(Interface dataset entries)
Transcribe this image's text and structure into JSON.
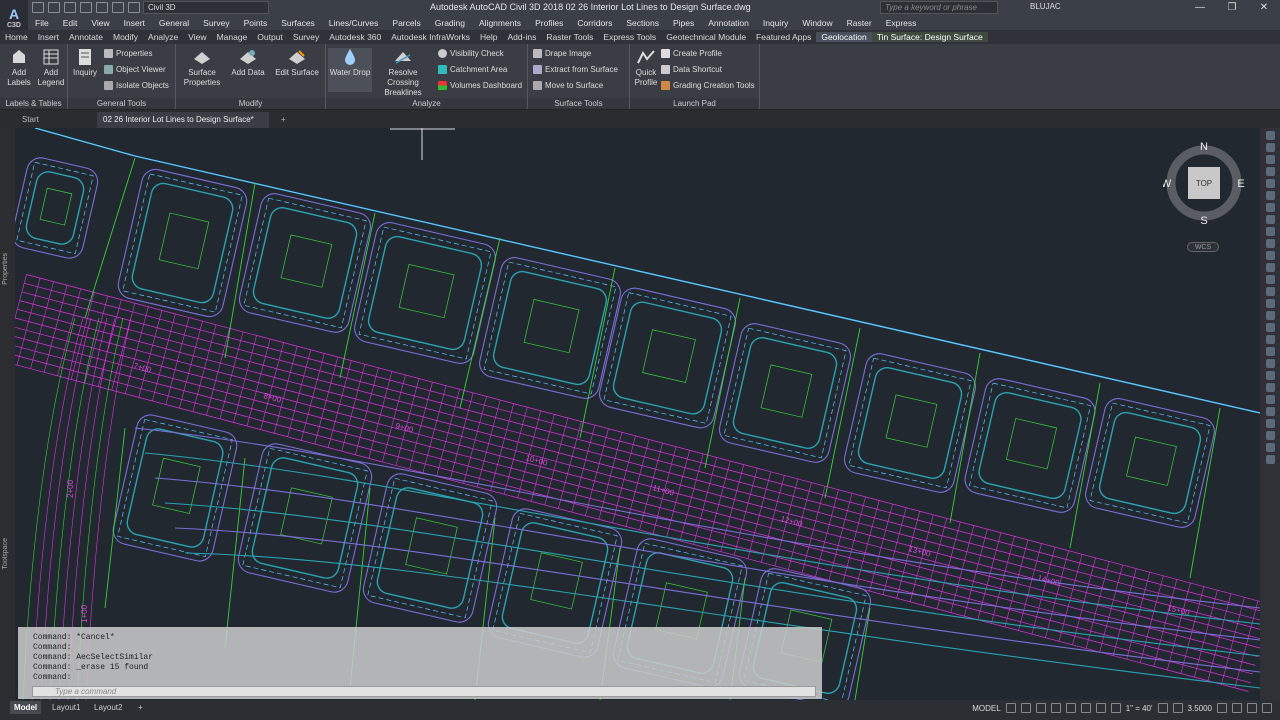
{
  "titlebar": {
    "app_abbrev": "A",
    "app_sub": "C3D",
    "workspace": "Civil 3D",
    "title": "Autodesk AutoCAD Civil 3D 2018    02 26 Interior Lot Lines to Design Surface.dwg",
    "search_placeholder": "Type a keyword or phrase",
    "user": "BLUJAC"
  },
  "menu": [
    "File",
    "Edit",
    "View",
    "Insert",
    "General",
    "Survey",
    "Points",
    "Surfaces",
    "Lines/Curves",
    "Parcels",
    "Grading",
    "Alignments",
    "Profiles",
    "Corridors",
    "Sections",
    "Pipes",
    "Annotation",
    "Inquiry",
    "Window",
    "Raster",
    "Express"
  ],
  "ribbon_tabs": [
    "Home",
    "Insert",
    "Annotate",
    "Modify",
    "Analyze",
    "View",
    "Manage",
    "Output",
    "Survey",
    "Autodesk 360",
    "Autodesk InfraWorks",
    "Help",
    "Add-ins",
    "Raster Tools",
    "Express Tools",
    "Geotechnical Module",
    "Featured Apps",
    "Geolocation",
    "Tin Surface: Design Surface"
  ],
  "ribbon": {
    "labels_tables": {
      "title": "Labels & Tables",
      "add_labels": "Add Labels",
      "add_legend": "Add Legend"
    },
    "general_tools": {
      "title": "General Tools",
      "inquiry": "Inquiry",
      "properties": "Properties",
      "object_viewer": "Object Viewer",
      "isolate_objects": "Isolate Objects"
    },
    "modify": {
      "title": "Modify",
      "surface_properties": "Surface Properties",
      "add_data": "Add Data",
      "edit_surface": "Edit Surface"
    },
    "analyze": {
      "title": "Analyze",
      "water_drop": "Water Drop",
      "resolve_crossing": "Resolve Crossing Breaklines",
      "visibility_check": "Visibility Check",
      "catchment_area": "Catchment Area",
      "volumes_dashboard": "Volumes Dashboard"
    },
    "surface_tools": {
      "title": "Surface Tools",
      "drape_image": "Drape Image",
      "extract_from_surface": "Extract from Surface",
      "move_to_surface": "Move to Surface"
    },
    "launch_pad": {
      "title": "Launch Pad",
      "quick_profile": "Quick Profile",
      "create_profile": "Create Profile",
      "data_shortcut": "Data Shortcut",
      "grading_creation_tools": "Grading Creation Tools"
    }
  },
  "doc_tabs": {
    "start": "Start",
    "active": "02 26 Interior Lot Lines to Design Surface*"
  },
  "side_labels": {
    "left_top": "Properties",
    "left_bottom": "Toolspace"
  },
  "viewcube": {
    "n": "N",
    "s": "S",
    "e": "E",
    "w": "W",
    "top": "TOP",
    "wcs": "WCS"
  },
  "stations": [
    "7+00",
    "8+00",
    "9+00",
    "10+00",
    "11+00",
    "12+00",
    "13+00",
    "14+00",
    "15+00",
    "2+00",
    "1+00"
  ],
  "command": {
    "history": "Command: *Cancel*\nCommand:\nCommand: AecSelectSimilar\nCommand: _erase 15 found\nCommand:",
    "placeholder": "Type a command"
  },
  "status": {
    "layouts": [
      "Model",
      "Layout1",
      "Layout2"
    ],
    "model": "MODEL",
    "scale": "1\" = 40'",
    "value": "3.5000"
  },
  "colors": {
    "contour_major": "#7b6fd6",
    "contour_minor": "#2aa3b0",
    "corridor": "#e033e0",
    "lot_lines": "#39d139",
    "row": "#58c8ff"
  }
}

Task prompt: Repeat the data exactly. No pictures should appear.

Response to this task:
Transcribe this image's text and structure into JSON.
{
  "titlebar": {
    "app_abbrev": "A",
    "app_sub": "C3D",
    "workspace": "Civil 3D",
    "title": "Autodesk AutoCAD Civil 3D 2018    02 26 Interior Lot Lines to Design Surface.dwg",
    "search_placeholder": "Type a keyword or phrase",
    "user": "BLUJAC"
  },
  "menu": [
    "File",
    "Edit",
    "View",
    "Insert",
    "General",
    "Survey",
    "Points",
    "Surfaces",
    "Lines/Curves",
    "Parcels",
    "Grading",
    "Alignments",
    "Profiles",
    "Corridors",
    "Sections",
    "Pipes",
    "Annotation",
    "Inquiry",
    "Window",
    "Raster",
    "Express"
  ],
  "ribbon_tabs": [
    "Home",
    "Insert",
    "Annotate",
    "Modify",
    "Analyze",
    "View",
    "Manage",
    "Output",
    "Survey",
    "Autodesk 360",
    "Autodesk InfraWorks",
    "Help",
    "Add-ins",
    "Raster Tools",
    "Express Tools",
    "Geotechnical Module",
    "Featured Apps",
    "Geolocation",
    "Tin Surface: Design Surface"
  ],
  "ribbon": {
    "labels_tables": {
      "title": "Labels & Tables",
      "add_labels": "Add Labels",
      "add_legend": "Add Legend"
    },
    "general_tools": {
      "title": "General Tools",
      "inquiry": "Inquiry",
      "properties": "Properties",
      "object_viewer": "Object Viewer",
      "isolate_objects": "Isolate Objects"
    },
    "modify": {
      "title": "Modify",
      "surface_properties": "Surface Properties",
      "add_data": "Add Data",
      "edit_surface": "Edit Surface"
    },
    "analyze": {
      "title": "Analyze",
      "water_drop": "Water Drop",
      "resolve_crossing": "Resolve Crossing Breaklines",
      "visibility_check": "Visibility Check",
      "catchment_area": "Catchment Area",
      "volumes_dashboard": "Volumes Dashboard"
    },
    "surface_tools": {
      "title": "Surface Tools",
      "drape_image": "Drape Image",
      "extract_from_surface": "Extract from Surface",
      "move_to_surface": "Move to Surface"
    },
    "launch_pad": {
      "title": "Launch Pad",
      "quick_profile": "Quick Profile",
      "create_profile": "Create Profile",
      "data_shortcut": "Data Shortcut",
      "grading_creation_tools": "Grading Creation Tools"
    }
  },
  "doc_tabs": {
    "start": "Start",
    "active": "02 26 Interior Lot Lines to Design Surface*"
  },
  "side_labels": {
    "left_top": "Properties",
    "left_bottom": "Toolspace"
  },
  "viewcube": {
    "n": "N",
    "s": "S",
    "e": "E",
    "w": "W",
    "top": "TOP",
    "wcs": "WCS"
  },
  "stations": [
    "7+00",
    "8+00",
    "9+00",
    "10+00",
    "11+00",
    "12+00",
    "13+00",
    "14+00",
    "15+00",
    "2+00",
    "1+00"
  ],
  "command": {
    "history": "Command: *Cancel*\nCommand:\nCommand: AecSelectSimilar\nCommand: _erase 15 found\nCommand:",
    "placeholder": "Type a command"
  },
  "status": {
    "layouts": [
      "Model",
      "Layout1",
      "Layout2"
    ],
    "model": "MODEL",
    "scale": "1\" = 40'",
    "value": "3.5000"
  },
  "colors": {
    "contour_major": "#7b6fd6",
    "contour_minor": "#2aa3b0",
    "corridor": "#e033e0",
    "lot_lines": "#39d139",
    "row": "#58c8ff"
  }
}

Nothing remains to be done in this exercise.